I’ve had a love-hate relationship with running for the last two decades (love being able to fit into my pants, hate the actual running). But I have great respect for the midlife athletes I know, so I’m not deriving any schadenfreude from Kevin Helliker’s article from Tuesday’s Wall Street Journal, One Running Shoe in the Grave. Helliker’s thesis: While running, like all forms of cardiovascular exercise, is undoubtedly beneficial to boomers, doing too much of it essentially erases many of the health benefits.
Helliker highlights a study in the British journal Heart that followed the exercise habits of more than 50,000 people for three decades. Helliker explains that while runners in the study group had a significantly lower death rate than non-runners, “those who ran a lot—more than 20 to 25 miles a week—lost that mortality advantage.” Another large study, also cited in Heart, found that runners who ran faster than 8 miles per hour also saw no mortality benefit from their exercise. (An 8-mph pace equates to a seven-and-a-half minute mile, much slower than the typical elite race-winner’s time.) Cardiologists offer several explanations, noting that older “extreme” athletes, while often healthier overall, are also more prone to cardiac abnormalities and atrial fibrillation, a heart arrhythmia that’s a leading cause of stroke.
This research isn’t decisive, of course, and every doctor and scientist knows that correlation isn’t the same as causation.
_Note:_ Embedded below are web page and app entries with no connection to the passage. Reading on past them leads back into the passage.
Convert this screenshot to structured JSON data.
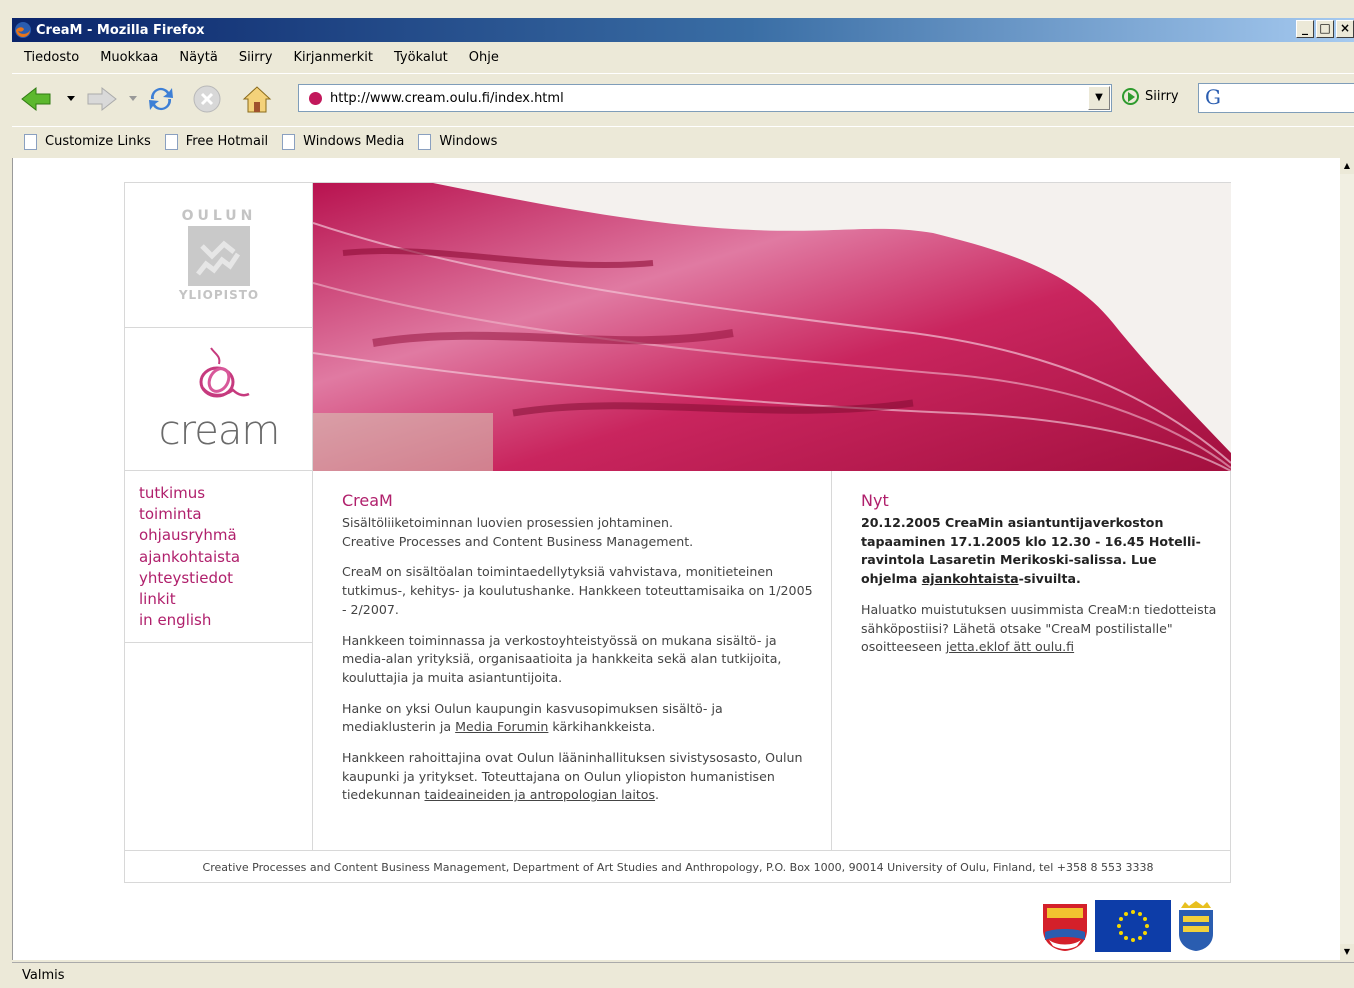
{
  "window": {
    "title": "CreaM - Mozilla Firefox",
    "min": "_",
    "max": "□",
    "close": "×"
  },
  "menu": [
    "Tiedosto",
    "Muokkaa",
    "Näytä",
    "Siirry",
    "Kirjanmerkit",
    "Työkalut",
    "Ohje"
  ],
  "toolbar": {
    "url": "http://www.cream.oulu.fi/index.html",
    "go_label": "Siirry",
    "search_glyph": "G"
  },
  "links": [
    "Customize Links",
    "Free Hotmail",
    "Windows Media",
    "Windows"
  ],
  "status": "Valmis",
  "site": {
    "oulu_top": "OULUN",
    "oulu_bottom": "YLIOPISTO",
    "logo_word": "cream",
    "nav": [
      "tutkimus",
      "toiminta",
      "ohjausryhmä",
      "ajankohtaista",
      "yhteystiedot",
      "linkit",
      "in english"
    ],
    "main": {
      "heading": "CreaM",
      "intro_fi": "Sisältöliiketoiminnan luovien prosessien johtaminen.",
      "intro_en": "Creative Processes and Content Business Management.",
      "p1": "CreaM on sisältöalan toimintaedellytyksiä vahvistava, monitieteinen tutkimus-, kehitys- ja koulutushanke. Hankkeen toteuttamisaika on 1/2005 - 2/2007.",
      "p2": "Hankkeen toiminnassa ja verkostoyhteistyössä on mukana sisältö- ja media-alan yrityksiä, organisaatioita ja hankkeita sekä alan tutkijoita, kouluttajia ja muita asiantuntijoita.",
      "p3_pre": "Hanke on yksi Oulun kaupungin kasvusopimuksen sisältö- ja mediaklusterin ja ",
      "p3_link": "Media Forumin",
      "p3_post": " kärkihankkeista.",
      "p4_pre": "Hankkeen rahoittajina ovat Oulun lääninhallituksen sivistysosasto, Oulun kaupunki ja yritykset. Toteuttajana on Oulun yliopiston humanistisen tiedekunnan ",
      "p4_link": "taideaineiden ja antropologian laitos",
      "p4_post": "."
    },
    "news": {
      "heading": "Nyt",
      "bold_pre": "20.12.2005 CreaMin asiantuntijaverkoston tapaaminen 17.1.2005 klo 12.30 - 16.45 Hotelli-ravintola Lasaretin Merikoski-salissa. Lue ohjelma ",
      "bold_link": "ajankohtaista",
      "bold_post": "-sivuilta.",
      "p_pre": "Haluatko muistutuksen uusimmista CreaM:n tiedotteista sähköpostiisi? Lähetä otsake \"CreaM postilistalle\" osoitteeseen ",
      "p_link": "jetta.eklof ätt oulu.fi"
    },
    "footer": "Creative Processes and Content Business Management, Department of Art Studies and Anthropology, P.O. Box 1000, 90014 University of Oulu, Finland, tel +358 8 553 3338"
  },
  "colors": {
    "accent": "#b0206c",
    "titlebar": "#0a246a",
    "chrome": "#ece9d8"
  }
}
But more of the cardiological establishment seems to be lining up behind the point of view of cardiologist James O’Keefe, the author of the new Heart study (and a former champion triathlete), who tells Helliker: “After age 50, pushing too hard is probably not good for one’s heart or longevity.”